Various local legends surround the mysterious sinking of the MS Zenobia on that faithful night. Some rumours claim that the malfunction of the computer’s system was caused by an accidental switch-off of the system. Allegedly, this was done as a scam in order to recover the company’s insurance money. Others insist that the owners never collected the insurance money and no formal investigation has ever come to light. Some theories also maintain that the ship was carrying drugs and rocket missiles.
Whatever the truth is behind this mysterious sinking, the wreck immediately became very popular with divers and in 2003 it was named as one of the world’s top ten dive sites.
Zenobia Wreck Diving

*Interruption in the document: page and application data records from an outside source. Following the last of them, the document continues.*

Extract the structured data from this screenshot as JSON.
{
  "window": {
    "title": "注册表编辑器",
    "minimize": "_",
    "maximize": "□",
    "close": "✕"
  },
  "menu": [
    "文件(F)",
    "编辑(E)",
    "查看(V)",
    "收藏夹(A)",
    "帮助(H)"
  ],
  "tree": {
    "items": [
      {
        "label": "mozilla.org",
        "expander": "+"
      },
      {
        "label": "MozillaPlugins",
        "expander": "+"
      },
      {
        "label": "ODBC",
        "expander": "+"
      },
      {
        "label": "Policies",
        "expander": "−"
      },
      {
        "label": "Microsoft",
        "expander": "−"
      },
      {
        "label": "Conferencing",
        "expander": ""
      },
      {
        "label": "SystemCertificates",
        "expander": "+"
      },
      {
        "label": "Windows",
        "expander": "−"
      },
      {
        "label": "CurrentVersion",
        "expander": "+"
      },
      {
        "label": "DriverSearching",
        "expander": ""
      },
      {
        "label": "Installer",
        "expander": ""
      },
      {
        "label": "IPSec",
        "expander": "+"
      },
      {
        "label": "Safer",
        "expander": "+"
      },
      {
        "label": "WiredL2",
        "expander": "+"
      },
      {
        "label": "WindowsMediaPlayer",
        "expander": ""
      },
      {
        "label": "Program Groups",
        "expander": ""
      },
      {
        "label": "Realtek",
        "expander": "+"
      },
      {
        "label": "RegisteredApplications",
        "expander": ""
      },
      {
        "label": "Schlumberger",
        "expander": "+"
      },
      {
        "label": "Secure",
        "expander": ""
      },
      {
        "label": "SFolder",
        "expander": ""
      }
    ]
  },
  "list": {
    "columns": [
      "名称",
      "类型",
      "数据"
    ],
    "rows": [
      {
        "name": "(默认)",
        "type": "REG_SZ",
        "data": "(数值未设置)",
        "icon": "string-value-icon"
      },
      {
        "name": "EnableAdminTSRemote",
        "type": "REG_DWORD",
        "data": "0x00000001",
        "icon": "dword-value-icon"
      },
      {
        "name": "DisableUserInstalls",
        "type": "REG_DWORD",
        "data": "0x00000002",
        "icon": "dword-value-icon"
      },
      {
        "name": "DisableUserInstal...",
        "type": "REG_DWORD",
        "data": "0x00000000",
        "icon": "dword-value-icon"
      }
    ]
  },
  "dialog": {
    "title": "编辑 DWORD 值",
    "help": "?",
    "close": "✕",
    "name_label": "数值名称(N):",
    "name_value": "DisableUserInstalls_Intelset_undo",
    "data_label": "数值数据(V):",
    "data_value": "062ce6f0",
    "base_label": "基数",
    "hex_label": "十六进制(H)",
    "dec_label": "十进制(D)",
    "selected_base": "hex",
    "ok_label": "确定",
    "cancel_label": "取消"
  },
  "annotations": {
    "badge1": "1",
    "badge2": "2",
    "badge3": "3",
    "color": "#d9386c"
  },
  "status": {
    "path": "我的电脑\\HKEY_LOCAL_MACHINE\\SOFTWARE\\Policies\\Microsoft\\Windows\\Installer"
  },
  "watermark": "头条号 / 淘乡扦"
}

The Zenobia shipwreck is a very interesting dive site to visit. Since sinking, the ferry has been relatively untouched and no salvage work was ever carried out. Most of the lorries can still be seen tied to the wreck while others have broken free and lie on the seabed. Some of the cargo has also spilled onto the seabed, such as industrial machinery, air-condition units, timber and eggs.
This popular dive site offers a wide range of challenges to scuba divers. For newly qualified divers, it is possible to simply dive to a 16 metre depth. Advanced divers can proceed to dive inside the upper car deck and accommodation block. For the more adventurous, divers can also explore the lower car deck and the engine room. A word of caution: the lower car deck and the engine room are only suitable for very experienced divers. It is also not advisable to swim alongside the undersides of vehicles. They can weigh over 40 tonnes and are only held in place by rusting chains. The lives of 4 scuba divers were lost on this wreck. Diving with experienced local divers with a good background of this site is a must.
Zenobia wreck is also famous for the multitude of marine life that can be observed during these dives. Groupers, amberjacks, moray eels, stingrays, barracudas and even turtles are amongst the marine life that has made this wreck their home.